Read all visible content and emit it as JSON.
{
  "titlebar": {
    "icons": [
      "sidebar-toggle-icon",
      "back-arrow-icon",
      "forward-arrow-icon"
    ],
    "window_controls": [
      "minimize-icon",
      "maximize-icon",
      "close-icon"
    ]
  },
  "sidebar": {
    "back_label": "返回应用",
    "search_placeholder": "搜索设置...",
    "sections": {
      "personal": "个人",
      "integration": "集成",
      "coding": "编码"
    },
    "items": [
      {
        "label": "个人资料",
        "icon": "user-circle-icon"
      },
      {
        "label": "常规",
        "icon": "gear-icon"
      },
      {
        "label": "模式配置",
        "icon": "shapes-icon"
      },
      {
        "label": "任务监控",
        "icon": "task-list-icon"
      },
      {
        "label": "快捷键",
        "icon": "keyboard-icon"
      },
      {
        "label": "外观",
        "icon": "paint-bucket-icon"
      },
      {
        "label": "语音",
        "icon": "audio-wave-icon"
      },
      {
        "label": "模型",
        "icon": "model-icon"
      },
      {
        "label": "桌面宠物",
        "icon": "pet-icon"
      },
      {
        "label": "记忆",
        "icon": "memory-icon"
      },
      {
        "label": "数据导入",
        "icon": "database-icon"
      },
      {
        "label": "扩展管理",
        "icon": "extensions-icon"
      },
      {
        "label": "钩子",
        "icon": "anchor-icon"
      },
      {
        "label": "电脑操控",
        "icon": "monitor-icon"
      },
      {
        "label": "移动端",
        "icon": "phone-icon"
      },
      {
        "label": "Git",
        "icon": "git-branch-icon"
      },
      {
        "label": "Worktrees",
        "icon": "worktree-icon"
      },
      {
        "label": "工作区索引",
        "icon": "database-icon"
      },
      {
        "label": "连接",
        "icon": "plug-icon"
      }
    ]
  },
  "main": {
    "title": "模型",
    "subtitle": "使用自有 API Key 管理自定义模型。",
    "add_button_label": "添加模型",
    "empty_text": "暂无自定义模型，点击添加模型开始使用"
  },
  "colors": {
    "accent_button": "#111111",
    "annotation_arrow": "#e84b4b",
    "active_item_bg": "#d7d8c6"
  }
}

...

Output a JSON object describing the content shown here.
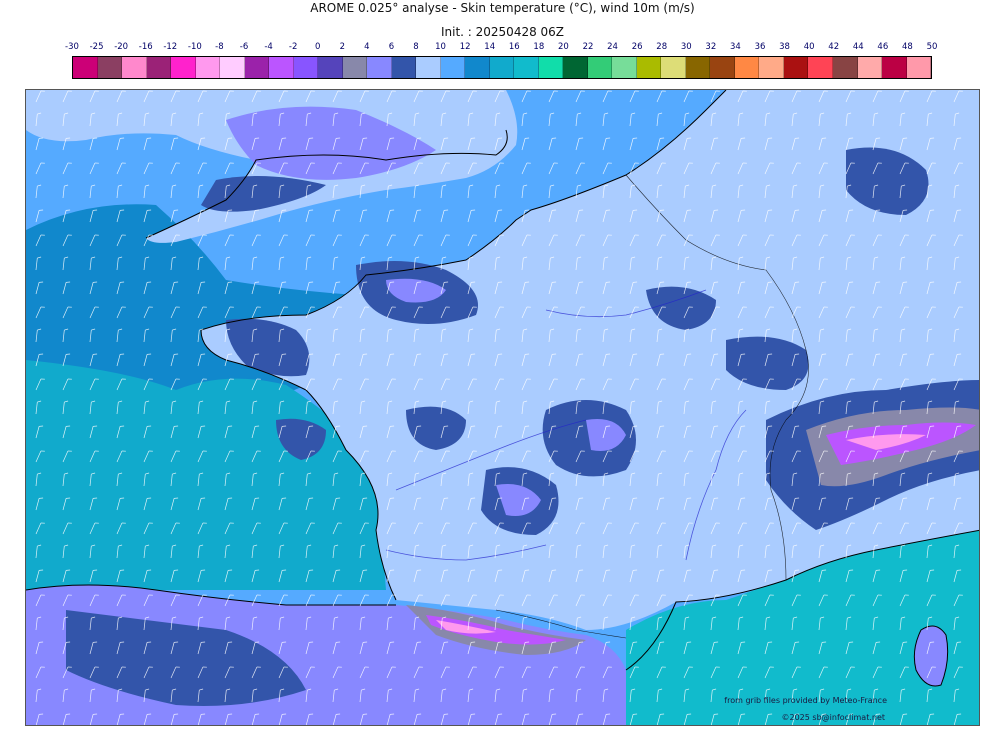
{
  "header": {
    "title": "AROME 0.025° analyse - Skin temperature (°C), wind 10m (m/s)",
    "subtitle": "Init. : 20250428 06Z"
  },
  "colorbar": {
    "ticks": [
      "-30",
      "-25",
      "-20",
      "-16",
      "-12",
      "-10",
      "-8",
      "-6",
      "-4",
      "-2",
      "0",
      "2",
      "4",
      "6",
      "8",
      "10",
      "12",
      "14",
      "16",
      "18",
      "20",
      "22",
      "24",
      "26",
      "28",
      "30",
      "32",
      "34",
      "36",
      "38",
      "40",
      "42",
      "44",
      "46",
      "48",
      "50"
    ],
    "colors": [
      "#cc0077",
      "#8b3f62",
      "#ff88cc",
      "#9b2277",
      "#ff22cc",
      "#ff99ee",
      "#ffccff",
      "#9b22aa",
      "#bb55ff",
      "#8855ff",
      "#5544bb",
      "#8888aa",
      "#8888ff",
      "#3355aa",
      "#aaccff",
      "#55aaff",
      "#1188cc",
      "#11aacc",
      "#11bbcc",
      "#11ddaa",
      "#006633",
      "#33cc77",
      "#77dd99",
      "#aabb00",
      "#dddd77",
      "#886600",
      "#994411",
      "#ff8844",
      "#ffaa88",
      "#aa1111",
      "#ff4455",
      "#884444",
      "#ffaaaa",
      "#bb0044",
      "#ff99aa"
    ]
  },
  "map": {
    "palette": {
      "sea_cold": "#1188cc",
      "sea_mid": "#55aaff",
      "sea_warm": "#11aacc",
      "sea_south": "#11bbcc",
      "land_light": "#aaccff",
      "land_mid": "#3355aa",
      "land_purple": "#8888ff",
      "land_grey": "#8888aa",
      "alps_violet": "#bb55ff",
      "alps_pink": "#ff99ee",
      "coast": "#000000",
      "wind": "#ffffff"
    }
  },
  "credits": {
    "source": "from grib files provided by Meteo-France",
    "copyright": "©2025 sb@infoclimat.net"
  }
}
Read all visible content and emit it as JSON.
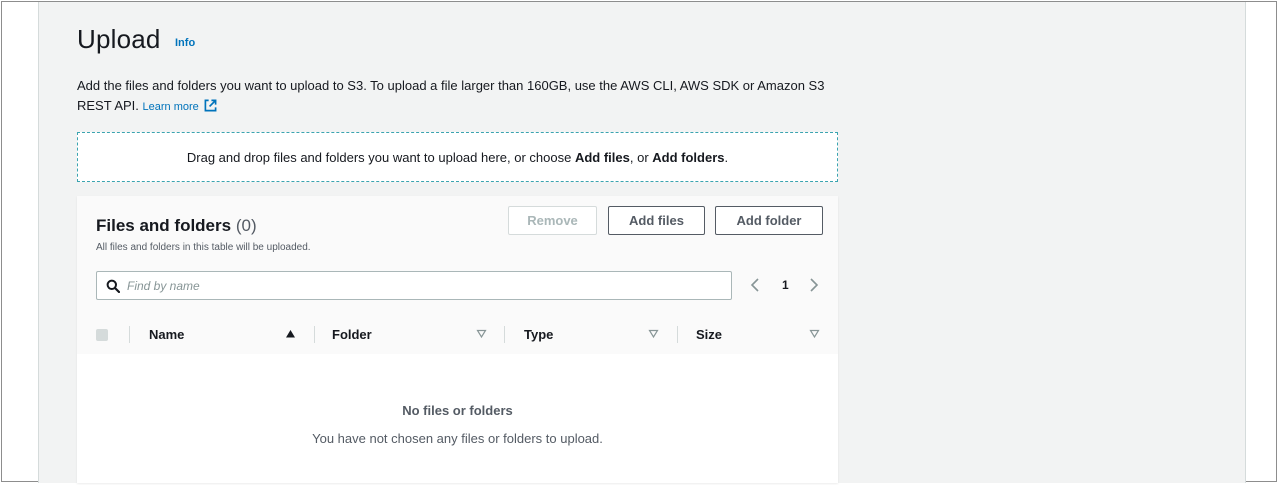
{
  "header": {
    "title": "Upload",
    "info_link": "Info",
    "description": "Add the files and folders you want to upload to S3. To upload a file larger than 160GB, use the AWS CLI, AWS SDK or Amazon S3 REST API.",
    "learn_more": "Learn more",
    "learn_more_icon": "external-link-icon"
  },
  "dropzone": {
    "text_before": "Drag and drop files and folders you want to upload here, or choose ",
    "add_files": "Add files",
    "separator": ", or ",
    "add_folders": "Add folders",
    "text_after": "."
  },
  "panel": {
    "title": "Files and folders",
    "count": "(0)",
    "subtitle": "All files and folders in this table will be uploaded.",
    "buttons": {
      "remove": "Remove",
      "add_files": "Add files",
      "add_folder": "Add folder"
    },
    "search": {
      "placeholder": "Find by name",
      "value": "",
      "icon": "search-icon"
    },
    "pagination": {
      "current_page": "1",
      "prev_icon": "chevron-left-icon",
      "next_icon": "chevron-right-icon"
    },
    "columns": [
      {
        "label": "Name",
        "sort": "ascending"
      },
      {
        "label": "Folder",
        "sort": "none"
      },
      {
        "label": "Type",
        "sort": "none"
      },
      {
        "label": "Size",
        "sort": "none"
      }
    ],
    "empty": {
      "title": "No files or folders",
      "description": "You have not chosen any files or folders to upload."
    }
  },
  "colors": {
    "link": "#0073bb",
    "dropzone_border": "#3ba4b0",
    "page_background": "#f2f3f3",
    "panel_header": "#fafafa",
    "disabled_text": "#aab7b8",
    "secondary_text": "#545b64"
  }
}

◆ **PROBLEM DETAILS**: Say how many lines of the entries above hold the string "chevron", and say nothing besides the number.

◆ **RESULT OF THE EXERCISE**: 2